The past devours the future.” So writes Piketty in his conclusion to Capital in the Twenty-First Century. Because r>g, wealth accumulates faster than the general welfare of society increases. The rich get richer and richer and richer and richer. Inheritance of the tremendous (and tremendously concentrated) wealth becomes more and more important. Democratic values decline. A plutocracy dominates. It’s a “potentially terrifying” prospect.
I find myself fascinated by the apocalyptic atmosphere of this vision of the future. As I noted in my first posting, it’s partly deliberate hyperbole designed to motivate us to take action in the present. But it’s also sincereand a sign of the times.
There’s a good deal of apocalyptic anxiety going around these days. We see it most clearly in discussion of global warming. Otherwise sober scientists can very nearly foam at the mouth as they describe the coming disasters. It’s also evident on the Right in America. Romney’s notorious comment about the 47 percent reflects a conservative feeling that we’re about to go over the cliff and into the abyss.

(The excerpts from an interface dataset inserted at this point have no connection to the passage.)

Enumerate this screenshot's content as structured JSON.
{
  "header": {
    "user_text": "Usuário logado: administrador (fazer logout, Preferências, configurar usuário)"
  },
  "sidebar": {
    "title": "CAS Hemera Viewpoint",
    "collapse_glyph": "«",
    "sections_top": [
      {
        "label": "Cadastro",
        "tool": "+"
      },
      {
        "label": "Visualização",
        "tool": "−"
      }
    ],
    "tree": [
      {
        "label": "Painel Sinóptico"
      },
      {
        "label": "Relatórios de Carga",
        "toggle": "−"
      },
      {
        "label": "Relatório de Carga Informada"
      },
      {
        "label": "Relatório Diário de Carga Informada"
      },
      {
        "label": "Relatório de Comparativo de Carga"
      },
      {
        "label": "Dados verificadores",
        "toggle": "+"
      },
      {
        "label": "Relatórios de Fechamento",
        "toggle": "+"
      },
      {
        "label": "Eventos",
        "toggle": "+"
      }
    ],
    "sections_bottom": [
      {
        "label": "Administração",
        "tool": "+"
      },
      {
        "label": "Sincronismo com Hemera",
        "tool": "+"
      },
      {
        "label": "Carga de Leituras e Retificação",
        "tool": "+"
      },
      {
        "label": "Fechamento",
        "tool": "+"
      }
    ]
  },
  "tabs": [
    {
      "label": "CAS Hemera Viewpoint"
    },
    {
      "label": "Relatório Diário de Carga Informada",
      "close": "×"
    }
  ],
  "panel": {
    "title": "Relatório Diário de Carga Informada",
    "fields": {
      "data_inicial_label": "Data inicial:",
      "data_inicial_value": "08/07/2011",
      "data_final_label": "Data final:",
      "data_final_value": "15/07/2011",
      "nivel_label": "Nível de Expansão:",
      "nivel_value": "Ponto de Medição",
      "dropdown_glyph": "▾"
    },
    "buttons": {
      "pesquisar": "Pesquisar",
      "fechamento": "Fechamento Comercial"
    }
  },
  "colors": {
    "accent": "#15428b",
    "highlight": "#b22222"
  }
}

In these and other ways our age seems fixed on our all-too-human capacity for self-destruction. We’re destroying the planet. We’re destroying our country. Or as Piketty would have it, we’ve invented an economic machine that will destroy democracy.
I certainly believe we have a terrifying capacity for self-destruction. But we also have a remarkable capacity for invention, adaptation, and renewal. And so I find myself skeptical of “terrifying” trend lines charted by our latter-day prophets.
Better, I think, to see Piketty and others as reflecting our anxious moment in time. His apocalyptic tone gives rhetorical expression to what his charts clearly show. We’re at the end of an erathe post-war era.